"Again the kingdom of heaven is like unto treasure hid in a field; the which when a man hath found, he hideth, and for joy thereof goeth and selleth all that he hath, and buyeth that field." Matthew 13:44
"Again, the kingdom of heaven is like unto a merchant man, seeking goodly pearls: Who, when he had found one pearl of great price, went and sold all that he had, and bought it." Matthew 13:45-46
Like most people, come year end I begin to look to the next year and reflect on the past one. I love the work God has been doing in my life, though many times His lessons have been bitter pills to swallow. Rarely has there been a year in my adult life that I've looked back and said, "What a wonderful year I have had." I suppose that is partly due to my analytical mind, which always wants to 'fix the problem.' Such a mind tends to seek out problems in order to satisfy its compulsive desire to make things right.
However, this time I look back and give a solemn nod to the events of the year. I'm glad for what I've been through, what cutting away God has done of cancerous mindsets, sins, and what-not. I haven't yet "arrived," but I can see God's merciful and gracious hand at work to mold me into the person He would have me be for His glory and honor--and that is why I live.
I confess, I go into the new year recognizing a flaw in me I often point out is the problem with others: the desire for comfort and rest from all hardships. Aye, most people would not consider that a flaw. Nonetheless, I look to what weakens our society and those close to me, including myself, and I see the lust for recreation, entertainment, and comfort. I say lust because there is nothing wrong with enjoying life. But when it becomes a lust, it replaces what is good about 'enjoyment' with addictions, substituting what should be consuming our lives with what should not.

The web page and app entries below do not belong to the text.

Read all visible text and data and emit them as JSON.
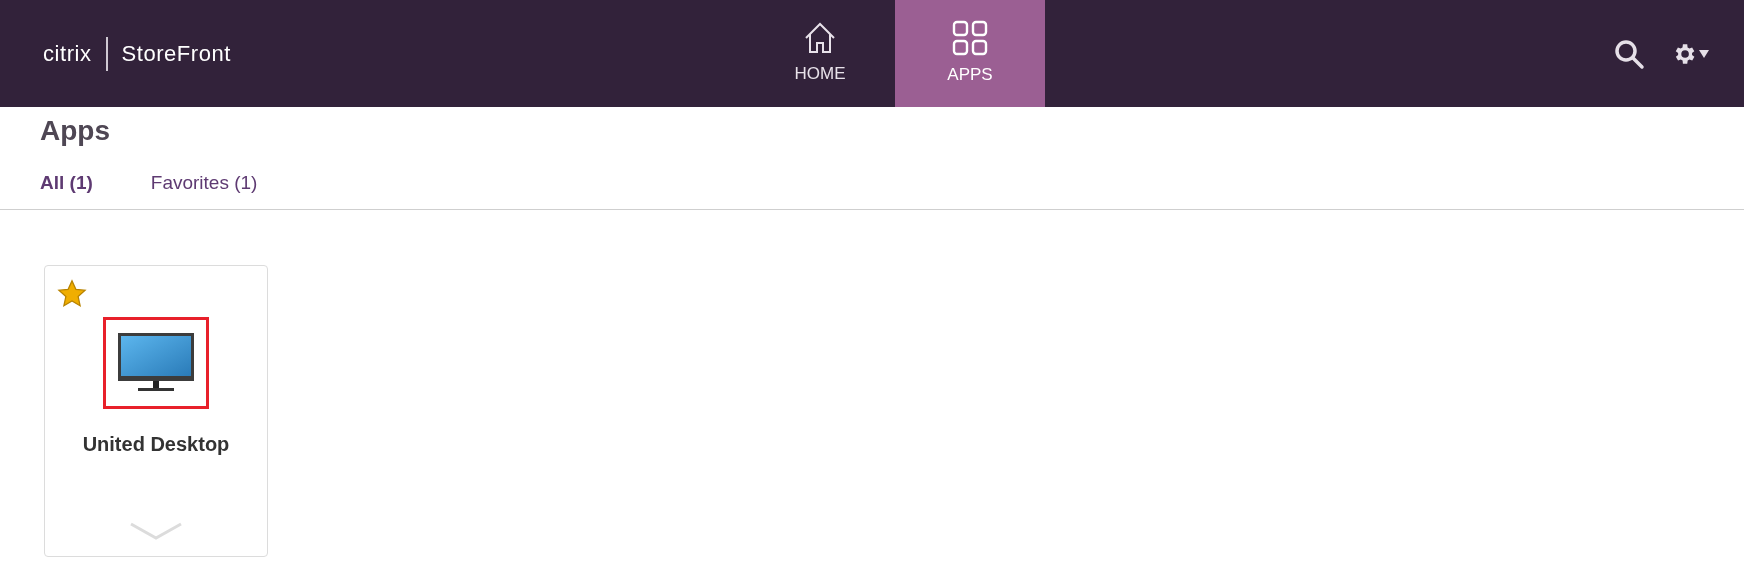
{
  "header": {
    "brand": "citrix",
    "product": "StoreFront",
    "nav": [
      {
        "label": "HOME",
        "kind": "home",
        "selected": false
      },
      {
        "label": "APPS",
        "kind": "apps",
        "selected": true
      }
    ]
  },
  "page": {
    "title": "Apps",
    "tabs": [
      {
        "label": "All (1)",
        "selected": true
      },
      {
        "label": "Favorites (1)",
        "selected": false
      }
    ]
  },
  "apps": [
    {
      "name": "United Desktop",
      "favorite": true,
      "selected": true
    }
  ]
}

What does all this have to do with the kingdom of heaven? Like John Leland, the man finding the treasure in the field or the merchant man finding the pearl of great price, the burning desire for the kingdom of heaven has a two fold effect. First, all else in one's life seems of little value. Second, only one thing seems worth living for: the kingdom of heaven.

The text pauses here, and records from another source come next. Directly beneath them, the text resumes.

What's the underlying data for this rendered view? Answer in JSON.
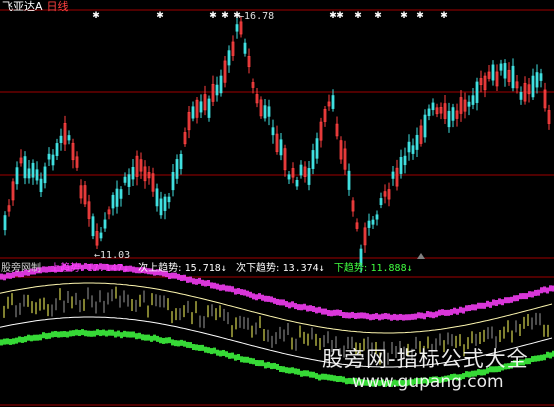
{
  "header": {
    "stock_name": "飞亚达A",
    "period": "日线"
  },
  "price_markers": {
    "high": "16.78",
    "low": "11.03"
  },
  "indicator": {
    "name": "股旁网制",
    "items": [
      {
        "label": "上趋势:",
        "value": "17.147↓",
        "color": "#ff40ff"
      },
      {
        "label": "次上趋势:",
        "value": "15.718↓",
        "color": "#ffffff"
      },
      {
        "label": "次下趋势:",
        "value": "13.374↓",
        "color": "#ffffff"
      },
      {
        "label": "下趋势:",
        "value": "11.888↓",
        "color": "#40ff40"
      }
    ]
  },
  "watermark": {
    "line1": "股旁网-指标公式大全",
    "line2": "www.gupang.com"
  },
  "colors": {
    "up_candle": "#ff4040",
    "down_candle": "#40e0e0",
    "grid_line": "#a00000",
    "upper_band": "#ff40ff",
    "lower_band": "#40ff40",
    "mid_band": "#ffff80"
  }
}
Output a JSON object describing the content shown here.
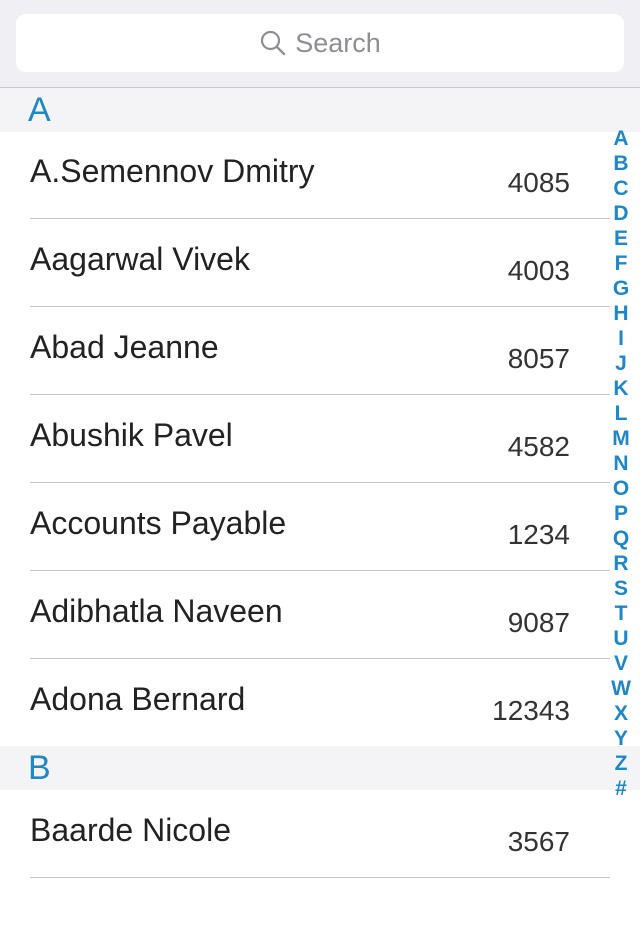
{
  "search": {
    "placeholder": "Search"
  },
  "sections": [
    {
      "letter": "A",
      "rows": [
        {
          "name": "A.Semennov Dmitry",
          "ext": "4085"
        },
        {
          "name": "Aagarwal Vivek",
          "ext": "4003"
        },
        {
          "name": "Abad Jeanne",
          "ext": "8057"
        },
        {
          "name": "Abushik Pavel",
          "ext": "4582"
        },
        {
          "name": "Accounts Payable",
          "ext": "1234"
        },
        {
          "name": "Adibhatla Naveen",
          "ext": "9087"
        },
        {
          "name": "Adona Bernard",
          "ext": "12343"
        }
      ]
    },
    {
      "letter": "B",
      "rows": [
        {
          "name": "Baarde Nicole",
          "ext": "3567"
        }
      ]
    }
  ],
  "index": [
    "A",
    "B",
    "C",
    "D",
    "E",
    "F",
    "G",
    "H",
    "I",
    "J",
    "K",
    "L",
    "M",
    "N",
    "O",
    "P",
    "Q",
    "R",
    "S",
    "T",
    "U",
    "V",
    "W",
    "X",
    "Y",
    "Z",
    "#"
  ],
  "colors": {
    "accent": "#1f87c6",
    "header_bg": "#f4f4f6",
    "search_bg": "#efeff4"
  },
  "icons": {
    "search": "search-icon"
  }
}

The coming of the kingdom of heaven was preached by John the Baptist, Jesus, and the disciples. It is not an earthly kingdom. When Christ died on the cross, was buried, and rose again, the entrance to this kingdom was opened to all who believe. One becomes a citizen of it by being born again. One is born again through faith in the death of Jesus Christ as payment for one's sins, in His burial, and in His resurrection. This faith changes one's life. Many claim this faith, but their lives haven't changed. If you measure the lack of change in their lives against what Jesus tells us the kingdom of heaven is like, then you will likely conclude they have not bought the field or the pearl.

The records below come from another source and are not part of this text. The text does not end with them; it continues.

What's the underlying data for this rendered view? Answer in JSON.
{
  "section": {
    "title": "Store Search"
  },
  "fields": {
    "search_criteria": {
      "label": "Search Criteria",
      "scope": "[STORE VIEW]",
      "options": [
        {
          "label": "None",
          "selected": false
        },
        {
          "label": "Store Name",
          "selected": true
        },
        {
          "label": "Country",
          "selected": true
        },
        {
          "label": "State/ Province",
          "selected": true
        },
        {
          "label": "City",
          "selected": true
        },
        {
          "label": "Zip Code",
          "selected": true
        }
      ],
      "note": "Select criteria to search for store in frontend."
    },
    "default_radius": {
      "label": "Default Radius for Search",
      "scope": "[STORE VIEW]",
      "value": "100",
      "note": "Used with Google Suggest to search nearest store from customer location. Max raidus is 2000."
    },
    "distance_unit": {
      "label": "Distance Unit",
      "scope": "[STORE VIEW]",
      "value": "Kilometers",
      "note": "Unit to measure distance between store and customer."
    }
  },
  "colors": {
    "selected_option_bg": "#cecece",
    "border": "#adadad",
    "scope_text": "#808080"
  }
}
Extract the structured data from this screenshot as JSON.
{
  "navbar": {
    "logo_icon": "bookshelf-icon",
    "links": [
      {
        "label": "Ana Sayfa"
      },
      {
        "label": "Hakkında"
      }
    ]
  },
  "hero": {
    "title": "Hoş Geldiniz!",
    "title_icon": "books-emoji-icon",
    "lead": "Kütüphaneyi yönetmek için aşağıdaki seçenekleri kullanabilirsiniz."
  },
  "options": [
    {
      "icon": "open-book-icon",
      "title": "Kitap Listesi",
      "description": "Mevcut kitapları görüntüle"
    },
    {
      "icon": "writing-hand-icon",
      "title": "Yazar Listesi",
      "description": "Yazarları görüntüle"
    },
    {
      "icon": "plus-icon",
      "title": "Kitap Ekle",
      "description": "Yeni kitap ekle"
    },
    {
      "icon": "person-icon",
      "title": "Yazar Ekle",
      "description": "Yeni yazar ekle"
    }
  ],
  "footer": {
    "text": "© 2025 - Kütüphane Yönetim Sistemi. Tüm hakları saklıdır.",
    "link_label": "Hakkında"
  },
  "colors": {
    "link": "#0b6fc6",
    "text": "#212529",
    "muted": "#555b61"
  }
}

Reflecting upon the 'selling' of ALL in order to obtain the kingdom of heaven, I asked myself, "What have I not yet sold?" I am already a citizen of the kingdom of heaven, but am I fulfilling the whole duty of a citizen? Can a stranger, when he encounters me, tell that I am a citizen of this great kingdom? If I am still carrying the baggage of this worldly kingdom then I cannot fully reflect the heavenly kingdom. Thus, I am resolute to know the mind of God and live a life worthy of His kingdom.
Reflecting upon the 'buying', I asked myself if there was anything hindering me from being fully committed (like when one purchases a valuable item is fully committed to ownership) to this kingdom of heaven. Like the patriots of our country during the War of Independence, am I willing to suffer great loss in order to help others, including my children and future grandchildren, to gain the freedom found in the kingdom of heaven?
Weariness tends to pull one's attention away from the plow and to the shade under the tree or the spring of fresh water. Sometimes we mistake entertainment or recreation for the only shade tree or the only source of fresh water. Yet the true source is found in Christ: in the studying of God's Word, the worship of our Lord Almighty, and the fellowship of the saints (meaning fellow believers).
I am weary right now, and yet in my heart beats a desire to not seek refreshment from movies or sports or the variety of entertainment the world provides. I know that when I am weary these things can often leave me feeling empty and even fill me with more anxiety. They are only momentary diversions, not true sources of help.
Looking to the new year, my resolutions may seem to some a bit backward. I look to endure hardships and to teach my children how to endure them. Not that I plan to seek out trouble, but that I be willing and ready to 'sell' those comforts or pleasures that draw me away from God. Most of all, I plan to get back to the basics of life: hard work.
My father was a hard worker. His notion of a relaxing Sunday afternoon was hoeing the trees or checking the cows or riding the fence line. I loved going with him. Such peace could be found riding beside him or sitting in the truck, and even in putting my hoe in the dirt.
What a change this resolution is this year from last year. Last year, I thought I needed to spend more time relaxing and enjoying life so I planned to spend more time playing games or seeking what others considered good fun. I found out I sought the enjoyment of life in the wrong places. I forgot the great pleasure work could bring. This year I want to 'sell' it all and 'buy' the field. Doing so will bring greater joy than any entertainment, any comfort, any pleasure the world can bring. I want to work that field for Christ, because in it is the greatest treasure of all, the kingdom of heaven.
What are your New Year's resolutions?
Then I commend mirth, because a man hath no better thing under the sun, tahn to eat, and to drink, and to be merry: for that shall abide with him of his labour the days of his life, which God giveth him under the sun.